Letter to the Editors: Response to Op-Ed on Hoda Katebi


As Supreme Court Justice Louis Brandeis once noted, “Sunlight is said to be the best of disinfectants.” In that spirit, I write to respond to the recent Op-Ed on Hoda Katebi, published by The Forum.

I feel the need to respond to the Op-Ed because I am the person who organized the panel. In my role as Latin’s Difficult Dialogues Coordinator, I invited Ms. Katebi to be a part of our panel, and I stand by that decision. While I sincerely appreciate the editors’ and other students’ encouragement to think more deeply about the implications of that decision, I strongly disagree with this Op-Ed as a means to continue that discussion.

First, to offer some much-needed context, this panel arose, in part, out of conversations with members of our community who responded to my fall message about difficult dialogues and the protests in Iran. Reflecting on those conversations as well as the ongoing coverage of the protests and international responses, it became clear that this was a far more complex issue than many of us had originally assumed. This insightful Op-Ed from the Baltimore Sun by the Maryland Director of the Council on American-Islamic Relations does a great job summarizing many of those concerns.
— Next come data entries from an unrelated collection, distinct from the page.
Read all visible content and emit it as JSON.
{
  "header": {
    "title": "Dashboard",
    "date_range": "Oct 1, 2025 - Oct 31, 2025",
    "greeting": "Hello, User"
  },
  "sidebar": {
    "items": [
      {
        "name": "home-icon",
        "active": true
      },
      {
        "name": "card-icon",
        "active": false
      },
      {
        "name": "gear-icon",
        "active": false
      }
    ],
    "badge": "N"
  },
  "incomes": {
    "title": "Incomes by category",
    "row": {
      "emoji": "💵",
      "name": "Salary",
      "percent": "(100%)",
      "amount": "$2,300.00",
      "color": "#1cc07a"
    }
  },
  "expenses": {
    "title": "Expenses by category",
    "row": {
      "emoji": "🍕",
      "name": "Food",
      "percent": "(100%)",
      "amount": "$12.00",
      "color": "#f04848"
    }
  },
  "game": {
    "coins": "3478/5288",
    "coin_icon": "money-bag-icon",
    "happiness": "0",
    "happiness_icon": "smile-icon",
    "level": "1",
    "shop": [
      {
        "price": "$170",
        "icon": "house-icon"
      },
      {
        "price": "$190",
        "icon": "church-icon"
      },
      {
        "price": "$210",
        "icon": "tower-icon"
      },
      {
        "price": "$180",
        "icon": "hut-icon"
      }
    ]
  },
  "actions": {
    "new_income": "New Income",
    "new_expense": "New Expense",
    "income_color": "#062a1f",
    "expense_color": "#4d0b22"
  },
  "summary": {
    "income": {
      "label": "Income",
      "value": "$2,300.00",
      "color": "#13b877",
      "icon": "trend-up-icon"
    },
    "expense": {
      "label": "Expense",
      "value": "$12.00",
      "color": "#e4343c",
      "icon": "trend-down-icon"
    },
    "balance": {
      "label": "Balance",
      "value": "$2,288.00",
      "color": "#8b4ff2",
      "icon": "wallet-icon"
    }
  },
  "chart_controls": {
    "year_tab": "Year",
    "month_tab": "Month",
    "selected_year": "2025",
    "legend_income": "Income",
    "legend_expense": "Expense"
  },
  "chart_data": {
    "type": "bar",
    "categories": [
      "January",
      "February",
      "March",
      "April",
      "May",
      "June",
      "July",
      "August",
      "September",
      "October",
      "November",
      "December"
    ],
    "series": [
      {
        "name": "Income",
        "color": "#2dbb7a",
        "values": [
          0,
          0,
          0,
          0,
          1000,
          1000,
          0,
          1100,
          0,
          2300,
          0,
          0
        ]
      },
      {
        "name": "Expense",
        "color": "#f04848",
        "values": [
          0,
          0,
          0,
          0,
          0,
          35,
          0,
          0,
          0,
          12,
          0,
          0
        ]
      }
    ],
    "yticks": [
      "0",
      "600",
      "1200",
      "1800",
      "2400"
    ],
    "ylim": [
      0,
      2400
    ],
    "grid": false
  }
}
To explore that complexity as well as its implications for broader questions of choice and women’s rights, I and other faculty decided that a panel of experts, who could shine a floodlight instead of a spotlight on these issues, would be the best way to continue exploring the topic.

As I reached out to many different contacts – colleagues, parents, and others – Ms. Katebi was repeatedly mentioned, “as a highly effective, engaged, young Irani voice (who also happens to wear the hijab herself) who speaks with a deep understanding of her country of origin and is unafraid to speak truth to power.” Researching her work, I also found that Ms. Katebi had recently been featured in the New York Times “Visionaries” series, as well as other mainstream media like Vogue, NPR, and Crain’s “20 in their 20s” annual list.

While I was not aware of the tweet highlighted by the editors, I understand the concerns they raise about the sentiment. Clearly, as supporters of Israel, any movement that explicitly threatens the current status of Israel would rightly seem like a reasonable threat. At the same time, I sincerely appreciate the writers’ attempt to separate legitimate criticisms of the state of Israel from more pernicious sentiments of antisemitism.

Beyond that, I strongly agree with some of the editors’ arguments, such as the idea that difficult dialogues cannot work with “those whose speech distorts the truth for the sake of destruction.” That makes me particularly distressed about the clear distortions in this Op-Ed, including the misrepresentation or inaccurate contextualization of its sources as well as the outright inaccuracies about the current condition of Palestinians – all of which are revealed in the sources actually linked within the Op-Ed.

For example, the editors use the phrase, “its UN-granted land” and then link to a history of the 1947 UN Partition borders without any context for how those borders changed in 1949, 1967, and 1982. They also accuse Ms. Katebi of misusing the critique of a “two-sides” argument but then deploy that same logic against her, while, at the same time, misrepresenting another source. Contextualizing the one tweet that serves as the basis for their critique, the editors write, “Israeli soldiers responded to cross-border bombs” and yet the article hyperlinked in that statement is primarily focused on the fact that “38 protesters have been killed by Israeli live fire and more than 1,600 wounded in the weekly protests” that included some protestors throwing “explosives, firebombs and rocks.”

Most glaringly, the writers explicitly deny the experience of Palestinians in Israel, arguing, “Israel currently has roughly 1.6 million Palestinian citizens, who share the same legal rights as any other Israeli citizen.” However, yet again, their own source betrays that fact, as it states, “Though Palestinian citizens of Israel can vote and participate in political life, they face a web of institutionalized discrimination and exclusion.”

I am also concerned about the overall tone and optics of publishing such a piece. Because of her outspoken criticism of the current regime in Iran, Ms. Katebi is under constant threat. As she described during our debriefing lunch, she regularly deals with everything from attempts at assassinating her character to legitimate death threats. Due to the seriousness of these threats, she has received dispensation to not attend in-person classes at the University of California Law School during her final year – an unprecedented accommodation that reflects the risk she also takes in speaking publicly. Despite all of those concerns, she still willingly joined our panel and, in my opinion, did an excellent job bringing to life the nuance and complexity of the situation in Iran. Rewarding that courage with a public takedown will certainly undermine our community’s ability to invite other speakers in the future.

Finally, I am struck by the decision to not mention me or any other administrators by name. While those intentions may have been pure, I wonder if the writers have reflected on the fact that they decided to not name me, as the organizer of the panel, even as they were willing to publicly attack a woman of color, who the writers have never met or spoken to directly.

I support the ideals of open communication and standing against hate that were expressed in the editors’ Op-Ed. I simply hope that we can continue to strive to live up to those ideals. I look forward to partnering with students and others as we continue to tackle that complex work.